WORK INSTRUCTION —
Retype all of the lines below with no changes.

____

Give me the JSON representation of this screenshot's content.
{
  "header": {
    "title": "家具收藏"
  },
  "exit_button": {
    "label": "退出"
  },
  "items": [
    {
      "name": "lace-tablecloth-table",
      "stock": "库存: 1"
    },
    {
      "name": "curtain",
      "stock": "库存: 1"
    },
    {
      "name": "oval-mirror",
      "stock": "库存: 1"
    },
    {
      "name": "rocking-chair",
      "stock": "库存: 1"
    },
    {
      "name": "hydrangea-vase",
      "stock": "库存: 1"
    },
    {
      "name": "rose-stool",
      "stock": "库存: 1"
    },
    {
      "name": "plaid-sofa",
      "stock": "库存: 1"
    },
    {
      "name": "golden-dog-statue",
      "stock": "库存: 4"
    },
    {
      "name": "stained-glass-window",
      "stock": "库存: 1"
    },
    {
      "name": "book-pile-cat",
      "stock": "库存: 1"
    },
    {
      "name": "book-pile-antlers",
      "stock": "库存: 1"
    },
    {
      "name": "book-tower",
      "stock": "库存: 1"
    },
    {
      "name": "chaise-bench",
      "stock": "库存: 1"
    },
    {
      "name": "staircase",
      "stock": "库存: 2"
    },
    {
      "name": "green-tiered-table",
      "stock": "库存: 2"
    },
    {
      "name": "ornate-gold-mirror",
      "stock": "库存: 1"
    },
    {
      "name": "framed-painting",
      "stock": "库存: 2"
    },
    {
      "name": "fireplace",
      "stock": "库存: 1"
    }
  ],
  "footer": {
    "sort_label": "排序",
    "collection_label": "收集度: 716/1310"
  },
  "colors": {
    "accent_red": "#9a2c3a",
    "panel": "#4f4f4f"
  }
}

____

WRITTEN RESPONSE —
Give me the JSON representation of this screenshot's content.
{
  "header": {
    "title": "家具收藏"
  },
  "exit_button": {
    "label": "退出"
  },
  "items": [
    {
      "name": "lace-tablecloth-table",
      "stock": "库存: 1"
    },
    {
      "name": "curtain",
      "stock": "库存: 1"
    },
    {
      "name": "oval-mirror",
      "stock": "库存: 1"
    },
    {
      "name": "rocking-chair",
      "stock": "库存: 1"
    },
    {
      "name": "hydrangea-vase",
      "stock": "库存: 1"
    },
    {
      "name": "rose-stool",
      "stock": "库存: 1"
    },
    {
      "name": "plaid-sofa",
      "stock": "库存: 1"
    },
    {
      "name": "golden-dog-statue",
      "stock": "库存: 4"
    },
    {
      "name": "stained-glass-window",
      "stock": "库存: 1"
    },
    {
      "name": "book-pile-cat",
      "stock": "库存: 1"
    },
    {
      "name": "book-pile-antlers",
      "stock": "库存: 1"
    },
    {
      "name": "book-tower",
      "stock": "库存: 1"
    },
    {
      "name": "chaise-bench",
      "stock": "库存: 1"
    },
    {
      "name": "staircase",
      "stock": "库存: 2"
    },
    {
      "name": "green-tiered-table",
      "stock": "库存: 2"
    },
    {
      "name": "ornate-gold-mirror",
      "stock": "库存: 1"
    },
    {
      "name": "framed-painting",
      "stock": "库存: 2"
    },
    {
      "name": "fireplace",
      "stock": "库存: 1"
    }
  ],
  "footer": {
    "sort_label": "排序",
    "collection_label": "收集度: 716/1310"
  },
  "colors": {
    "accent_red": "#9a2c3a",
    "panel": "#4f4f4f"
  }
}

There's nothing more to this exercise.